Data collected from tide gauges can be skewed by things like earthquakes or sediment settling, which can change where the tide gauge is located relative to the coordinate points it’s measuring. That change in location can affect the gauge’s measurement of sea level. To account for these issues, Watson and his colleagues used GPS stations to understand how tide gauges have risen or fallen — where no GPS stations existed, they used computer modeling to estimate how the tide gauges might have changed position.
Using the newly recalibrated data, the researchers found that sea level rise between 1993 and 1999 — the earliest segment of satellite data — was overstated. According to satellite data, over that six-year period, global sea level rose 3.2 milimeters (about .12 inches) per year; using Watson’s recalibrated data, sea levels probably rose closer to between 2.6 to 2.9 mm (about .1 to .11 inches) per year. This over-estimation of sea level rise gave the appearance of sea level rise slowing in the previous decade, when it was actually accelerating at a rate of between 0.041 and 0.058 mm (.001 to .002 inches) per year.

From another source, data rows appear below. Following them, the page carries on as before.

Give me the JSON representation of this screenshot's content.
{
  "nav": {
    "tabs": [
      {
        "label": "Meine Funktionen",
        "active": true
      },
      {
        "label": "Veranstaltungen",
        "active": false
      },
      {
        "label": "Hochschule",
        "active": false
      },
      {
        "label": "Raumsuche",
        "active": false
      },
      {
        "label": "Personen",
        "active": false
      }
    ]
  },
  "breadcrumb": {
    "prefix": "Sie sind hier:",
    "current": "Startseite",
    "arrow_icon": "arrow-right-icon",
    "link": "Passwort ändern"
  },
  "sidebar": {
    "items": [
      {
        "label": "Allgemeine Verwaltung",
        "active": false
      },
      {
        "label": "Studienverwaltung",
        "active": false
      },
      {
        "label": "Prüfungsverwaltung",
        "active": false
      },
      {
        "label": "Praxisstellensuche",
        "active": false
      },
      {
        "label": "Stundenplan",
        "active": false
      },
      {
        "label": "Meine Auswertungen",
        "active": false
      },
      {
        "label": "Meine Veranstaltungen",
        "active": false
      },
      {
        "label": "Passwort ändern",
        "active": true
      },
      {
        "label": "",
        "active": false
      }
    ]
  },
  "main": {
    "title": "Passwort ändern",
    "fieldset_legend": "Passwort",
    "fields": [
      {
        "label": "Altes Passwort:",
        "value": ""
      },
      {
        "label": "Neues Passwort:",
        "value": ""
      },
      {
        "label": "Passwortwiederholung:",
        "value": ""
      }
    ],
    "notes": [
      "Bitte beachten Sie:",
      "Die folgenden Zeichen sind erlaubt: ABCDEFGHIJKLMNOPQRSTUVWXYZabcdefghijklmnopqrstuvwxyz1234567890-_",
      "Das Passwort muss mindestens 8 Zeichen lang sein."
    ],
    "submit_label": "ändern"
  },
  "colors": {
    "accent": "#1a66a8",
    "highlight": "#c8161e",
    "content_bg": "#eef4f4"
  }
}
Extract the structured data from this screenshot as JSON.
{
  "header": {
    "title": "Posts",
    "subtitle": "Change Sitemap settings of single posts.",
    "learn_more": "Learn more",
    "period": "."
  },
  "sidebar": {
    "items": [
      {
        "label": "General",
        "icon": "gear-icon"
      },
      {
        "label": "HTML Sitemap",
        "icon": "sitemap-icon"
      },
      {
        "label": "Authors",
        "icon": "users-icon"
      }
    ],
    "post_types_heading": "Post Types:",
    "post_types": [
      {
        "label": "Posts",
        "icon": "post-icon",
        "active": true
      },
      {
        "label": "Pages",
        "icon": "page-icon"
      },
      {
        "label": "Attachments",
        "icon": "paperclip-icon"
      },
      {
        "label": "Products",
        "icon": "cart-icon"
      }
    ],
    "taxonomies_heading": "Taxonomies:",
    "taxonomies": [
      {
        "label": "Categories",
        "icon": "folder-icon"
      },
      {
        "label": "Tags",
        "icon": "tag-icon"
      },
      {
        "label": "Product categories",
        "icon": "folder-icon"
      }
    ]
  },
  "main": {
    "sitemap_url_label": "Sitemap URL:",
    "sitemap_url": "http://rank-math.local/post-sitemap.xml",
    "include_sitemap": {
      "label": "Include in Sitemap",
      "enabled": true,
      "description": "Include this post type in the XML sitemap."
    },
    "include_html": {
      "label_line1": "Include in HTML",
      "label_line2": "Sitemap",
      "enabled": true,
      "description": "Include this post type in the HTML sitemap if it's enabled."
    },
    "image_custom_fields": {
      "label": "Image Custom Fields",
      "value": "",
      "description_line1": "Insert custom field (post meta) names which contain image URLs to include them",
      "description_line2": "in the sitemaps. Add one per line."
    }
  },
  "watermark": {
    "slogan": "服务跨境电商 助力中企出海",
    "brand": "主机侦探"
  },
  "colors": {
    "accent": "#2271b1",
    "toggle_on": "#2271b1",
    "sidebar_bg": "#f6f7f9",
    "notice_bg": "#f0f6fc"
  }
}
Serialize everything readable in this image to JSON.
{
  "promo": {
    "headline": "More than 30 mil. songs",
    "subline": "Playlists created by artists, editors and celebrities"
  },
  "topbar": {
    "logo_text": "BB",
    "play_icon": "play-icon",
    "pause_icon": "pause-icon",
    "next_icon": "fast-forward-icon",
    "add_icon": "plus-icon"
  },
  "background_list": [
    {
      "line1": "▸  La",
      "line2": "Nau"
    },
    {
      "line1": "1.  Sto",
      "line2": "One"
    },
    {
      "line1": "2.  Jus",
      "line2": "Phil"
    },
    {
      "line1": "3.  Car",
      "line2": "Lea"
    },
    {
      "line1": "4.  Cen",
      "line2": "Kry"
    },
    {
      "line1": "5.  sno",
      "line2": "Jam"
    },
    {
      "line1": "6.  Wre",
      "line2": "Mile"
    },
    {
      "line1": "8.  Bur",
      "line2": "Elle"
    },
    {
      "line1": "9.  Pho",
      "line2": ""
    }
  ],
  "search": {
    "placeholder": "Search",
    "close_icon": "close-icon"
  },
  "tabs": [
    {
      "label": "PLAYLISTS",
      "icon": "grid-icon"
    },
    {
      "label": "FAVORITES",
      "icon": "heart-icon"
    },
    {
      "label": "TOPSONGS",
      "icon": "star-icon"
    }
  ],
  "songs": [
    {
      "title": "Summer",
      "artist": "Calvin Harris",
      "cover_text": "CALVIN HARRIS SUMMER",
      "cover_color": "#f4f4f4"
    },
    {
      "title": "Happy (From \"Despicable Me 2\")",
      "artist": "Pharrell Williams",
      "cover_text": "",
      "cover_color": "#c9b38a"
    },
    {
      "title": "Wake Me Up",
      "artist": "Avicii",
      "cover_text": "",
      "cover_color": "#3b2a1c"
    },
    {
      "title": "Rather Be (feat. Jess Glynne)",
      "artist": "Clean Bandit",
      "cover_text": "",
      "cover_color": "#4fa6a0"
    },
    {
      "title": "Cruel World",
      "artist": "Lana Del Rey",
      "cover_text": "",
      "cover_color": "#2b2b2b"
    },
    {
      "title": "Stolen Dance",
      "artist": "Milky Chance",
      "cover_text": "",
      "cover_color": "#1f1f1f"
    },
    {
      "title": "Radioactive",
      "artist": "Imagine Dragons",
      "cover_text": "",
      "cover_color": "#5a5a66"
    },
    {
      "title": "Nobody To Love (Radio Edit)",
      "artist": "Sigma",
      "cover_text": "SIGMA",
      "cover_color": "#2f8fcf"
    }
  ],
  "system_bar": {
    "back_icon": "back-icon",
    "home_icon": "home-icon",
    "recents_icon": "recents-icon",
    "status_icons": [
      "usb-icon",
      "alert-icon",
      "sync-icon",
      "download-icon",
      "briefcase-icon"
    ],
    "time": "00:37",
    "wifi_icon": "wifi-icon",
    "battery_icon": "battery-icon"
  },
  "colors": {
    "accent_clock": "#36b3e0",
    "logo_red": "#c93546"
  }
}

“We see acceleration, and what I find striking about that is the fact that it’s consistent with the projections of sea level rise published by the IPCC,” Watson told the Guardian. “Sea level rise is getting faster. We know it’s been getting faster over the last two decades than its been over the 20th century and its getting faster again.”
Because sea levels can naturally fluctuate as water is exchanged between land and sea, Watson notes that the rate of increase is too small to be statistically significant — though he told the Washington Post that it’s clear that sea levels are now rising at roughly double the rate observed in the 20th century, something that will have potentially huge ramifications for coastal areas across the world.
“Accelerating sea level is a massive issue for the coastal zone — the once-in-a-lifetime inundation events will become far more frequent, and adaptation will need to occur,” Watson told the Post. “Agencies need to fully consider the impact of accelerating sea level and plan accordingly.”